As part of the report, Accenture surveyed nearly 800 public service technology professionals across nine countries to identify emerging technologies being implemented or piloted. These technologies include advanced analytics/ predictive modeling, the Internet of Things, intelligent process automation, video analytics, biometrics/ identity analytics, machine learning, and natural language processing/ generation.
If government fails to adopt these new technologies it may be harder to find technology workers or improve service delivery. Many of today’s technology workers are coming out of school with backgrounds in machine learning and other new technologies that are in high demand in the private sector. If those workers can’t use their skill set in government, public sector offices will fall behind on the technology curve. Report authors add that current technology workers in the public sector should take care to start learning these new skills as a stop gap measure.
“The very concept of work is being redefined as different generations enter and exit the workforce in a rapidly changing technological landscape,” said Terry Hemken, who leads Accenture’s Health & Public Service Analytics Insights for Government business. “Government leaders must make every effort to reskill their people to be relevant in the future and ready to adapt to change.”
Nearly 60 percent of respondents in the report said that being able to implement projects using emerging technologies would require significant investment in reskilling existing staff. Intelligent process automation was cited most frequently (60 percent) as the skill most likely to address technological and data skills shortages.
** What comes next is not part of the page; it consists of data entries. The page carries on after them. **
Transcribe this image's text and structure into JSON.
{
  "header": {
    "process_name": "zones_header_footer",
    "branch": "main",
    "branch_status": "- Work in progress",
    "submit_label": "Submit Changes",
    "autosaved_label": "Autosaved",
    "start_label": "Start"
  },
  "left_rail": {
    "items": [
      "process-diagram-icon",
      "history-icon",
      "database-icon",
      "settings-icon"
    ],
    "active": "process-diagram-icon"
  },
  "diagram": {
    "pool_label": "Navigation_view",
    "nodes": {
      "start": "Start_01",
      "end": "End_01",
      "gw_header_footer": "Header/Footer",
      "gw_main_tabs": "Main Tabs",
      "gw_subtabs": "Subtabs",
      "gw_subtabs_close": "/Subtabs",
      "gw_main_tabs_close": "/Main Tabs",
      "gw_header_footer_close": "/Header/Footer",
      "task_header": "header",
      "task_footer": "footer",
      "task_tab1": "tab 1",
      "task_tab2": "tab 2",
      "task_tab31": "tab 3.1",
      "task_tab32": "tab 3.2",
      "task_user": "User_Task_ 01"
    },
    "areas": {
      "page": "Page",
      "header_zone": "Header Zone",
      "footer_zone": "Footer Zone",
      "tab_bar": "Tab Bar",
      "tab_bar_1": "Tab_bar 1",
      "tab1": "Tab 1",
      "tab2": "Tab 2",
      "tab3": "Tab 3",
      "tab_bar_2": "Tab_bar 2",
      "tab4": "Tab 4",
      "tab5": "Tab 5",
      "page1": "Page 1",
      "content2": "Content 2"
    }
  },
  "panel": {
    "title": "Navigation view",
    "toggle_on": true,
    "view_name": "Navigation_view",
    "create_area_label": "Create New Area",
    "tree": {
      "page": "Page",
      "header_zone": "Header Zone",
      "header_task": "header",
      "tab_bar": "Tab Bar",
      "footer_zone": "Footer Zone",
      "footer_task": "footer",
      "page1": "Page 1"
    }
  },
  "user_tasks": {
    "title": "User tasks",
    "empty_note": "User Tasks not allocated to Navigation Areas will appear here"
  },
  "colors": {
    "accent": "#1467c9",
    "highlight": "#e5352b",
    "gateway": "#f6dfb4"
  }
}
As citizen expectations continue to rise, one of the primary objectives for technology leaders when implementing emerging technology projects is to improve the experience of citizens, customers and staff, the report concludes.
The full report is available here.